Correct me if I'm wrong in my understanding here. Depending on the box office success of a movie, sometimes a film will stay in theaters for six months or more. I remember Titanic stayed in theaters for over a year, it was so popular. I've never used Netflix or Redbox, etc., so I don't know the times between when a movie leaves theaters and when it becomes available on these home-viewing systems. But we could potentially be having a spoiler-tag period of 6-12 months or even longer depending on the longevity of Episode 7 in theaters. That seems a little silly to me just to cater to people who don't want to go see a popular movie like Star Wars in theaters. Toprawa and Ralltiir (talk) 18:48, March 8, 2014 (UTC)
While this used to be true, I highly, highly doubt that would happen here. For one, they're supposedly going to release a new movie every year, alternating between numbered saga movies and the spin-offs, so I would think they would want to get one out on home video well before the next one hits theaters, so that one doesn't steal the other's thunder. Also, in recent years the wait time has been getting progressively shorter. I really don't think we would have to leave anything tagged more than seven, at most eight, months after it hits theaters, and probably around six months. If we ever get that outlier that drags on for much longer than that, we can revisit the policy at that time in another CT, but I don't think it's likely enough to account for now. In other words, let's "cross that bridge when we come to it". —MJ—War Room 00:07, March 11, 2014 (UTC)
How about an explicit exception for QOTD nominations for dialogue or narration in the trailer? That would be available to any internet-using fan well before the film comes out. —Silly Dan(talk) 14:52, March 10, 2014 (UTC)
Also, how would this policy deal with the novelization(s), comics, and other adaptations? Some of them have historically come out before the movie itself, or at least before the home video release. —Silly Dan(talk) 16:31, March 10, 2014 (UTC)

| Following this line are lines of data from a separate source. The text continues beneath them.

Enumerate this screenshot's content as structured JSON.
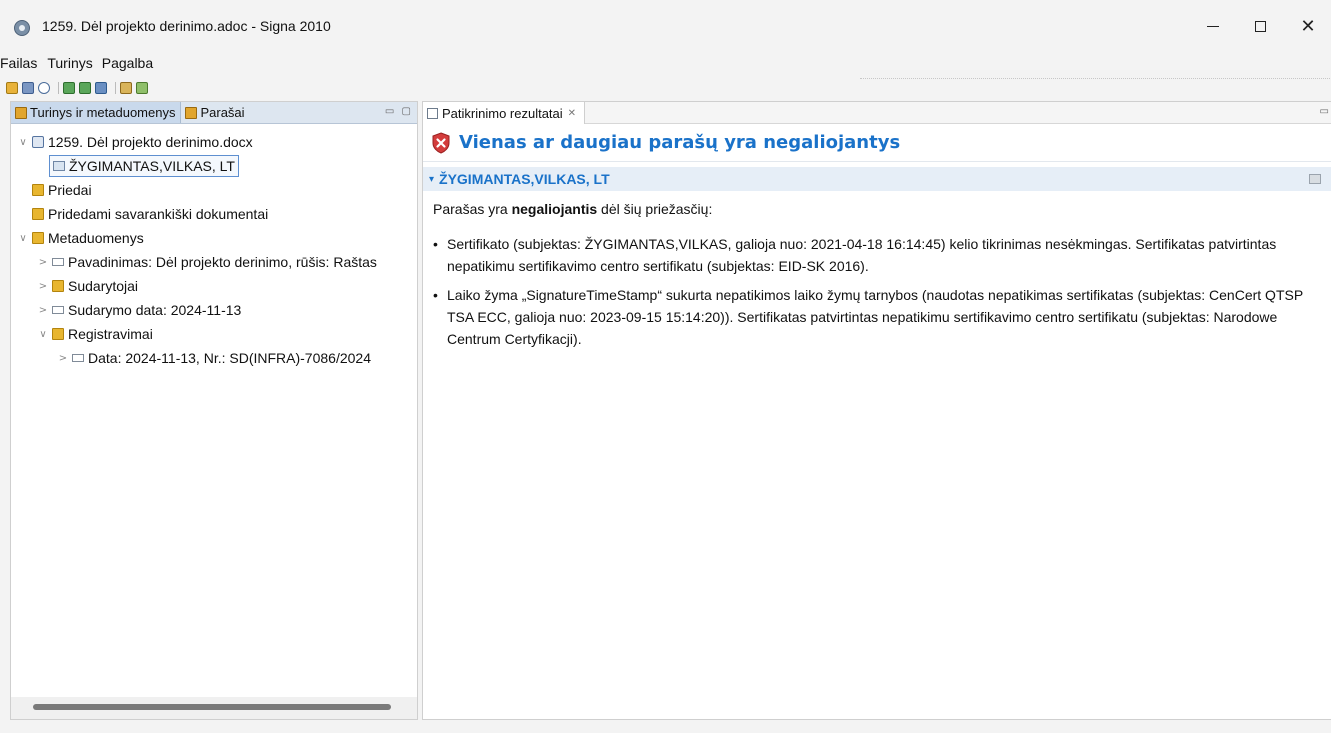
{
  "window": {
    "title": "1259. Dėl projekto derinimo.adoc - Signa 2010",
    "minimize": "—",
    "maximize": "☐",
    "close": "✕"
  },
  "menu": [
    "Failas",
    "Turinys",
    "Pagalba"
  ],
  "toolbar": {
    "icons": [
      "open-icon",
      "save-icon",
      "at-icon",
      "add-signature-icon",
      "add-doc-icon",
      "add-attachment-icon",
      "sign-icon",
      "verify-icon"
    ]
  },
  "left_view": {
    "tabs": [
      {
        "label": "Turinys ir metaduomenys",
        "active": true
      },
      {
        "label": "Parašai",
        "active": false
      }
    ],
    "controls": "▭ ▢",
    "tree": [
      {
        "indent": 0,
        "twisty": "∨",
        "icon": "doc",
        "label": "1259. Dėl projekto derinimo.docx"
      },
      {
        "indent": 1,
        "twisty": "",
        "icon": "sig",
        "label": "ŽYGIMANTAS,VILKAS, LT",
        "selected": true
      },
      {
        "indent": 0,
        "twisty": "",
        "icon": "folder",
        "label": "Priedai"
      },
      {
        "indent": 0,
        "twisty": "",
        "icon": "folder",
        "label": "Pridedami savarankiški dokumentai"
      },
      {
        "indent": 0,
        "twisty": "∨",
        "icon": "folder",
        "label": "Metaduomenys"
      },
      {
        "indent": 1,
        "twisty": ">",
        "icon": "leaf",
        "label": "Pavadinimas: Dėl projekto derinimo, rūšis: Raštas"
      },
      {
        "indent": 1,
        "twisty": ">",
        "icon": "folder",
        "label": "Sudarytojai"
      },
      {
        "indent": 1,
        "twisty": ">",
        "icon": "leaf",
        "label": "Sudarymo data: 2024-11-13"
      },
      {
        "indent": 1,
        "twisty": "∨",
        "icon": "folder",
        "label": "Registravimai"
      },
      {
        "indent": 2,
        "twisty": ">",
        "icon": "leaf",
        "label": "Data: 2024-11-13, Nr.: SD(INFRA)-7086/2024"
      }
    ]
  },
  "right_view": {
    "tab_label": "Patikrinimo rezultatai",
    "tab_close": "✕",
    "controls": "▭",
    "result_title": "Vienas ar daugiau parašų yra negaliojantys",
    "section_title": "ŽYGIMANTAS,VILKAS, LT",
    "intro_prefix": "Parašas yra ",
    "intro_bold": "negaliojantis",
    "intro_suffix": " dėl šių priežasčių:",
    "reasons": [
      "Sertifikato (subjektas: ŽYGIMANTAS,VILKAS, galioja nuo: 2021-04-18 16:14:45) kelio tikrinimas nesėkmingas. Sertifikatas patvirtintas nepatikimu sertifikavimo centro sertifikatu (subjektas: EID-SK 2016).",
      "Laiko žyma „SignatureTimeStamp“ sukurta nepatikimos laiko žymų tarnybos (naudotas nepatikimas sertifikatas (subjektas: CenCert QTSP TSA ECC, galioja nuo: 2023-09-15 15:14:20)). Sertifikatas patvirtintas nepatikimu sertifikavimo centro sertifikatu (subjektas: Narodowe Centrum Certyfikacji)."
    ]
  },
  "colors": {
    "accent": "#1a72c9",
    "error": "#d33c3c",
    "section_bg": "#e6eef7",
    "tab_active_bg": "#c9d9ec"
  }
}
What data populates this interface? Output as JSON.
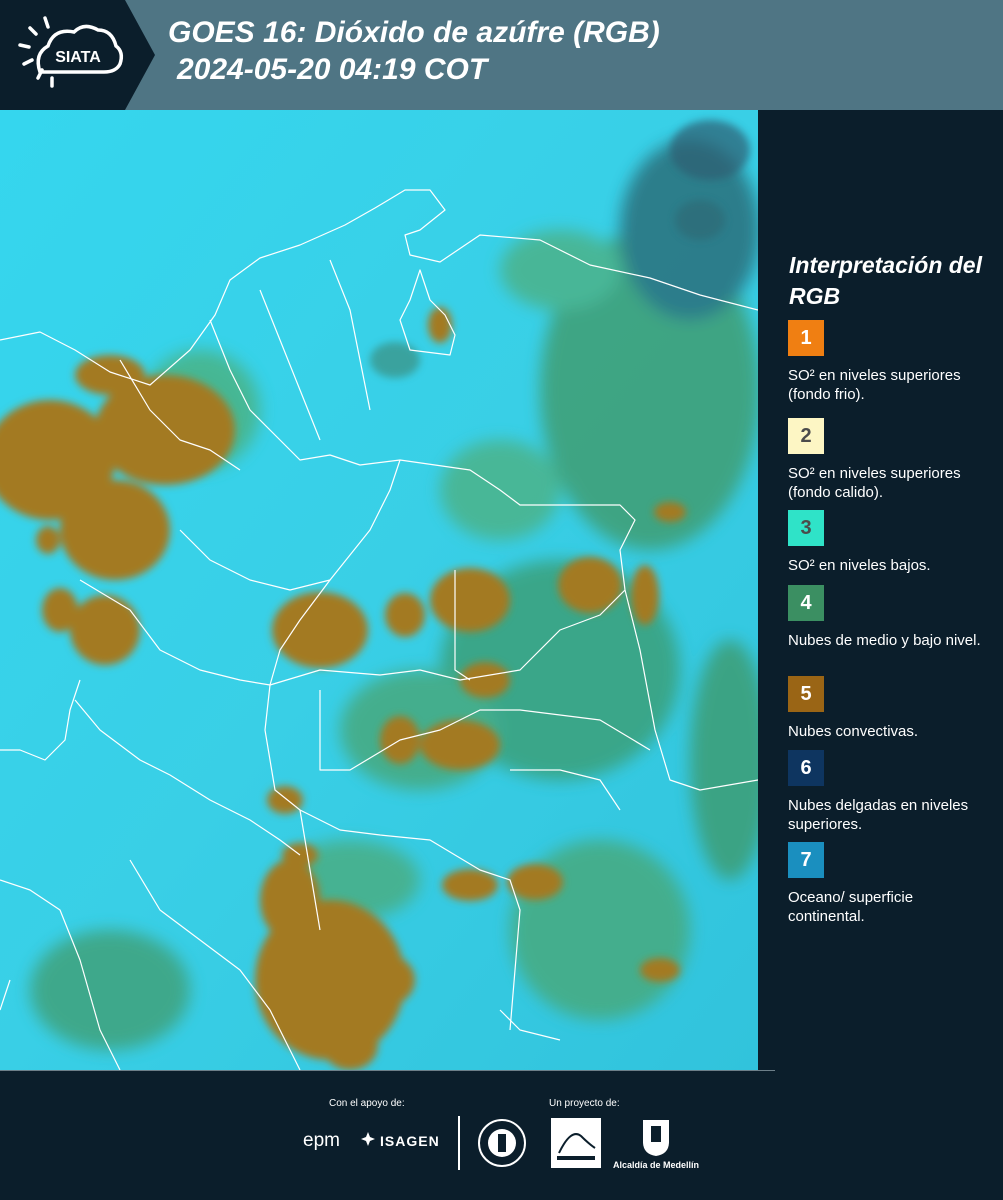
{
  "header": {
    "logo_text": "SIATA",
    "title_line1": "GOES 16: Dióxido de azúfre (RGB)",
    "title_line2": "2024-05-20 04:19 COT"
  },
  "map": {
    "icon": "satellite-map-image",
    "colors": {
      "background": "#2fd4e8",
      "thick_cloud": "#a57a22",
      "low_cloud": "#3aa06a",
      "boundary": "#ffffff"
    }
  },
  "legend": {
    "title": "Interpretación del RGB",
    "items": [
      {
        "number": "1",
        "color": "#f07f12",
        "text": "SO² en niveles superiores (fondo frio)."
      },
      {
        "number": "2",
        "color": "#fdf6c4",
        "text": "SO² en niveles superiores (fondo calido)."
      },
      {
        "number": "3",
        "color": "#2fe3c8",
        "text": "SO² en niveles bajos."
      },
      {
        "number": "4",
        "color": "#3b8f62",
        "text": "Nubes de medio y bajo nivel."
      },
      {
        "number": "5",
        "color": "#9a6515",
        "text": "Nubes convectivas."
      },
      {
        "number": "6",
        "color": "#0e3560",
        "text": "Nubes delgadas en niveles superiores."
      },
      {
        "number": "7",
        "color": "#1a8fbf",
        "text": "Oceano/ superficie continental."
      }
    ]
  },
  "footer": {
    "support_label": "Con el apoyo de:",
    "project_label": "Un proyecto de:",
    "sponsor_epm": "epm",
    "sponsor_isagen": "ISAGEN",
    "alcaldia": "Alcaldía de Medellín"
  }
}
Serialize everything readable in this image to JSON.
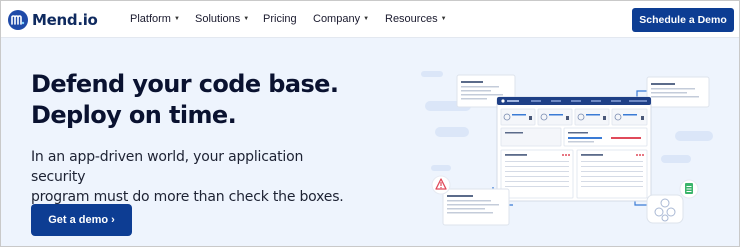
{
  "brand": {
    "name": "Mend.io",
    "primary_color": "#0d3d93",
    "logo_color": "#1f4aa8"
  },
  "nav": {
    "items": [
      {
        "label": "Platform",
        "has_dropdown": true
      },
      {
        "label": "Solutions",
        "has_dropdown": true
      },
      {
        "label": "Pricing",
        "has_dropdown": false
      },
      {
        "label": "Company",
        "has_dropdown": true
      },
      {
        "label": "Resources",
        "has_dropdown": true
      }
    ],
    "cta_label": "Schedule a Demo"
  },
  "hero": {
    "title_line1": "Defend your code base.",
    "title_line2": "Deploy on time.",
    "subtitle_line1": "In an app-driven world, your application security",
    "subtitle_line2": "program must do more than check the boxes.",
    "cta_label": "Get a demo ›"
  },
  "illustration": {
    "icons": [
      "warning-icon",
      "document-icon",
      "dependency-graph-icon"
    ],
    "accent_colors": {
      "warning": "#e04a5a",
      "document": "#3bb56b",
      "window_header": "#1e3f86"
    }
  }
}
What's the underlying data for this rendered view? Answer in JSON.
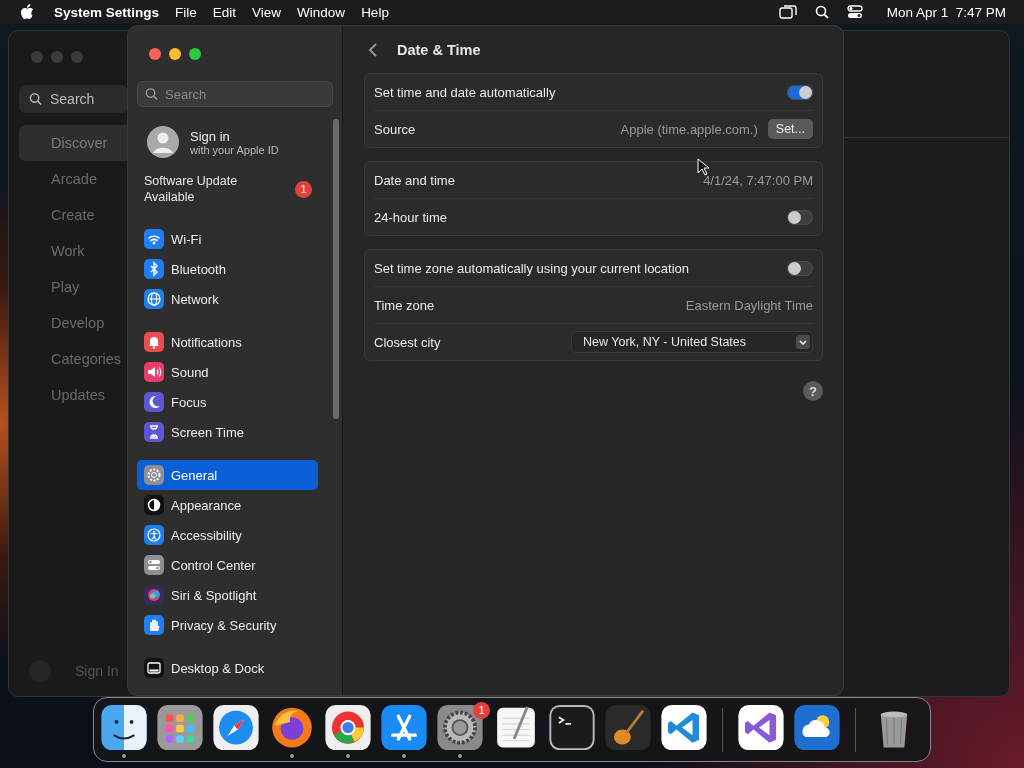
{
  "menubar": {
    "app_name": "System Settings",
    "menus": [
      "File",
      "Edit",
      "View",
      "Window",
      "Help"
    ],
    "clock": "Mon Apr 1  7:47 PM"
  },
  "background_window": {
    "search_placeholder": "Search",
    "items": [
      {
        "label": "Discover",
        "selected": true
      },
      {
        "label": "Arcade",
        "selected": false
      },
      {
        "label": "Create",
        "selected": false
      },
      {
        "label": "Work",
        "selected": false
      },
      {
        "label": "Play",
        "selected": false
      },
      {
        "label": "Develop",
        "selected": false
      },
      {
        "label": "Categories",
        "selected": false
      },
      {
        "label": "Updates",
        "selected": false
      }
    ],
    "sign_in": "Sign In"
  },
  "settings": {
    "sidebar": {
      "search_placeholder": "Search",
      "account": {
        "title": "Sign in",
        "subtitle": "with your Apple ID"
      },
      "update": {
        "label": "Software Update Available",
        "badge": "1"
      },
      "groups": [
        [
          {
            "label": "Wi-Fi",
            "kind": "wifi",
            "selected": false
          },
          {
            "label": "Bluetooth",
            "kind": "bluetooth",
            "selected": false
          },
          {
            "label": "Network",
            "kind": "network",
            "selected": false
          }
        ],
        [
          {
            "label": "Notifications",
            "kind": "notifications",
            "selected": false
          },
          {
            "label": "Sound",
            "kind": "sound",
            "selected": false
          },
          {
            "label": "Focus",
            "kind": "focus",
            "selected": false
          },
          {
            "label": "Screen Time",
            "kind": "screentime",
            "selected": false
          }
        ],
        [
          {
            "label": "General",
            "kind": "general",
            "selected": true
          },
          {
            "label": "Appearance",
            "kind": "appearance",
            "selected": false
          },
          {
            "label": "Accessibility",
            "kind": "accessibility",
            "selected": false
          },
          {
            "label": "Control Center",
            "kind": "controlcenter",
            "selected": false
          },
          {
            "label": "Siri & Spotlight",
            "kind": "siri",
            "selected": false
          },
          {
            "label": "Privacy & Security",
            "kind": "privacy",
            "selected": false
          }
        ],
        [
          {
            "label": "Desktop & Dock",
            "kind": "desktop",
            "selected": false
          }
        ]
      ]
    },
    "content": {
      "title": "Date & Time",
      "groups": [
        [
          {
            "kind": "toggle",
            "label": "Set time and date automatically",
            "on": true
          },
          {
            "kind": "button",
            "label": "Source",
            "value": "Apple (time.apple.com.)",
            "button": "Set..."
          }
        ],
        [
          {
            "kind": "value",
            "label": "Date and time",
            "value": "4/1/24, 7:47:00 PM"
          },
          {
            "kind": "toggle",
            "label": "24-hour time",
            "on": false
          }
        ],
        [
          {
            "kind": "toggle",
            "label": "Set time zone automatically using your current location",
            "on": false
          },
          {
            "kind": "value",
            "label": "Time zone",
            "value": "Eastern Daylight Time"
          },
          {
            "kind": "dropdown",
            "label": "Closest city",
            "value": "New York, NY - United States"
          }
        ]
      ],
      "help": "?"
    }
  },
  "dock": {
    "items": [
      {
        "kind": "finder",
        "running": true
      },
      {
        "kind": "launchpad",
        "running": false
      },
      {
        "kind": "safari",
        "running": false
      },
      {
        "kind": "firefox",
        "running": true
      },
      {
        "kind": "chrome",
        "running": true
      },
      {
        "kind": "appstore",
        "running": true
      },
      {
        "kind": "settings",
        "running": true,
        "badge": "1"
      },
      {
        "kind": "textedit",
        "running": false
      },
      {
        "kind": "terminal",
        "running": false
      },
      {
        "kind": "garageband",
        "running": false
      },
      {
        "kind": "vscode",
        "running": false
      },
      {
        "kind": "separator"
      },
      {
        "kind": "visualstudio",
        "running": false
      },
      {
        "kind": "weather",
        "running": false
      },
      {
        "kind": "separator"
      },
      {
        "kind": "trash",
        "running": false
      }
    ]
  }
}
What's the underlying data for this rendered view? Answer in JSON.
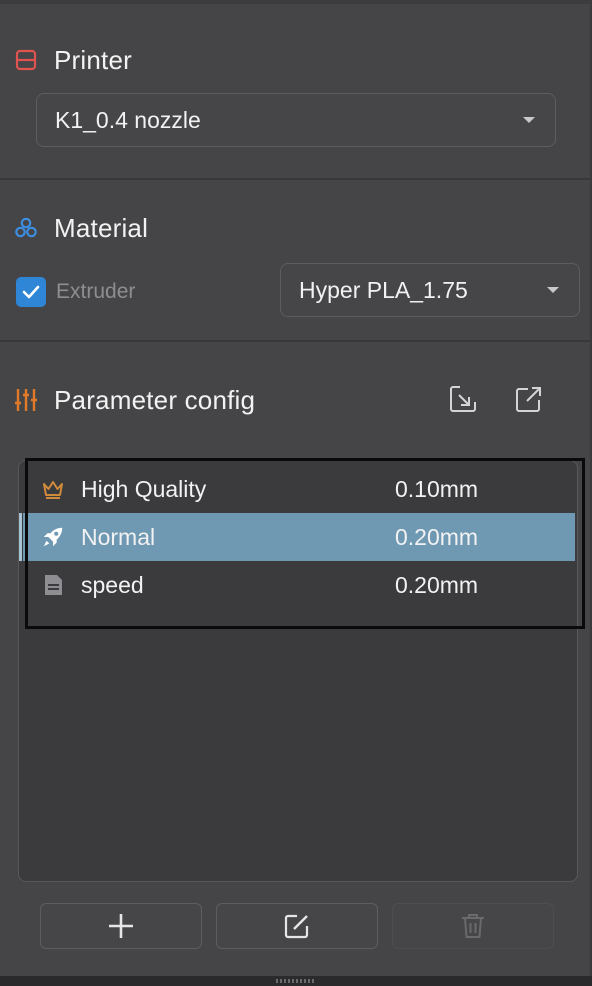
{
  "printer": {
    "heading": "Printer",
    "selected": "K1_0.4 nozzle"
  },
  "material": {
    "heading": "Material",
    "extruder_label": "Extruder",
    "extruder_checked": true,
    "selected": "Hyper PLA_1.75"
  },
  "parameter_config": {
    "heading": "Parameter config",
    "import_icon": "import-icon",
    "export_icon": "export-icon",
    "presets": [
      {
        "name": "High Quality",
        "layer_height": "0.10mm",
        "icon": "crown-icon",
        "selected": false
      },
      {
        "name": "Normal",
        "layer_height": "0.20mm",
        "icon": "rocket-icon",
        "selected": true
      },
      {
        "name": "speed",
        "layer_height": "0.20mm",
        "icon": "document-icon",
        "selected": false
      }
    ]
  },
  "footer_buttons": {
    "add_icon": "plus-icon",
    "edit_icon": "edit-icon",
    "delete_icon": "trash-icon"
  },
  "colors": {
    "background": "#454547",
    "selected_row": "#6f98b3",
    "printer_icon": "#e0534f",
    "material_icon": "#3d8ee0",
    "param_icon": "#e07a2a",
    "checkbox": "#2f86d6"
  }
}
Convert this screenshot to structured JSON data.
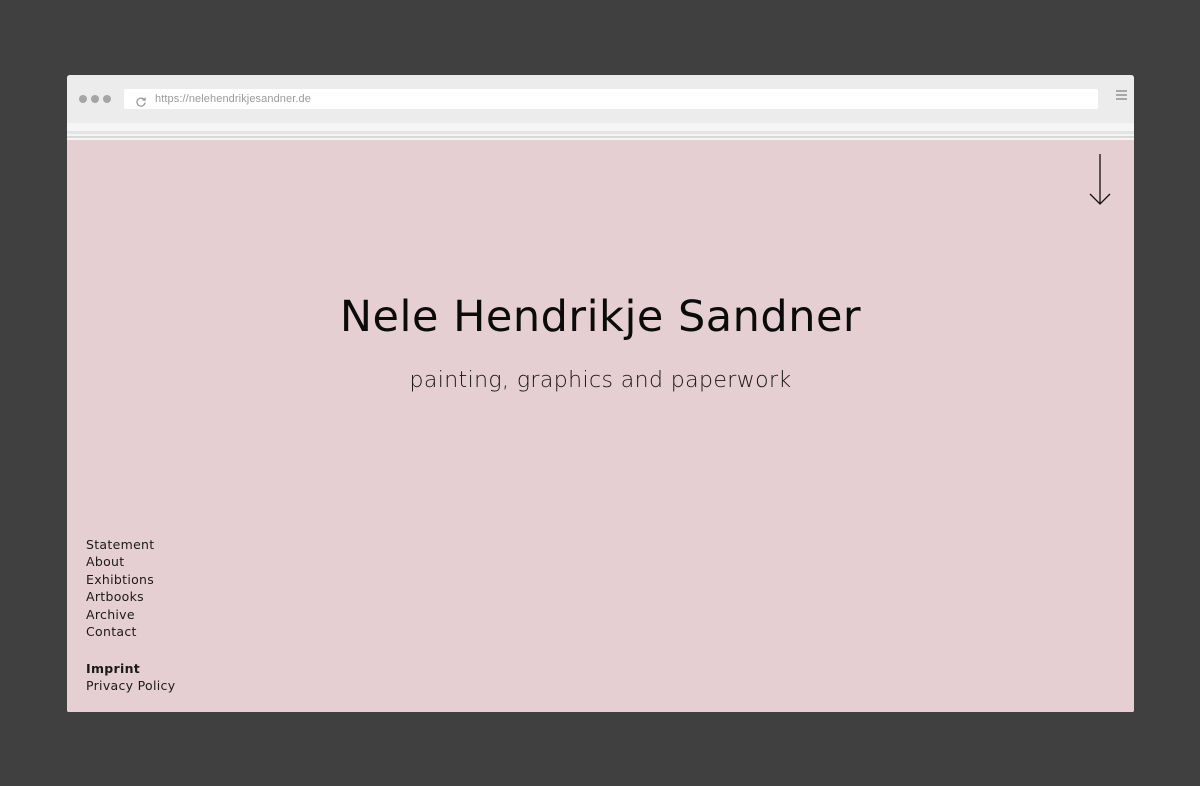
{
  "browser": {
    "url": "https://nelehendrikjesandner.de"
  },
  "site": {
    "title": "Nele Hendrikje Sandner",
    "subtitle": "painting, graphics and paperwork",
    "background_color": "#e6cfd2"
  },
  "nav": {
    "items": [
      {
        "label": "Statement"
      },
      {
        "label": "About"
      },
      {
        "label": "Exhibtions"
      },
      {
        "label": "Artbooks"
      },
      {
        "label": "Archive"
      },
      {
        "label": "Contact"
      }
    ]
  },
  "legal": {
    "items": [
      {
        "label": "Imprint",
        "active": true
      },
      {
        "label": "Privacy Policy",
        "active": false
      }
    ]
  }
}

I have completely rewritten and de-2006ified the proposed new text to accommodate both of these omissions. —MJ—War Room 00:07, March 11, 2014 (UTC)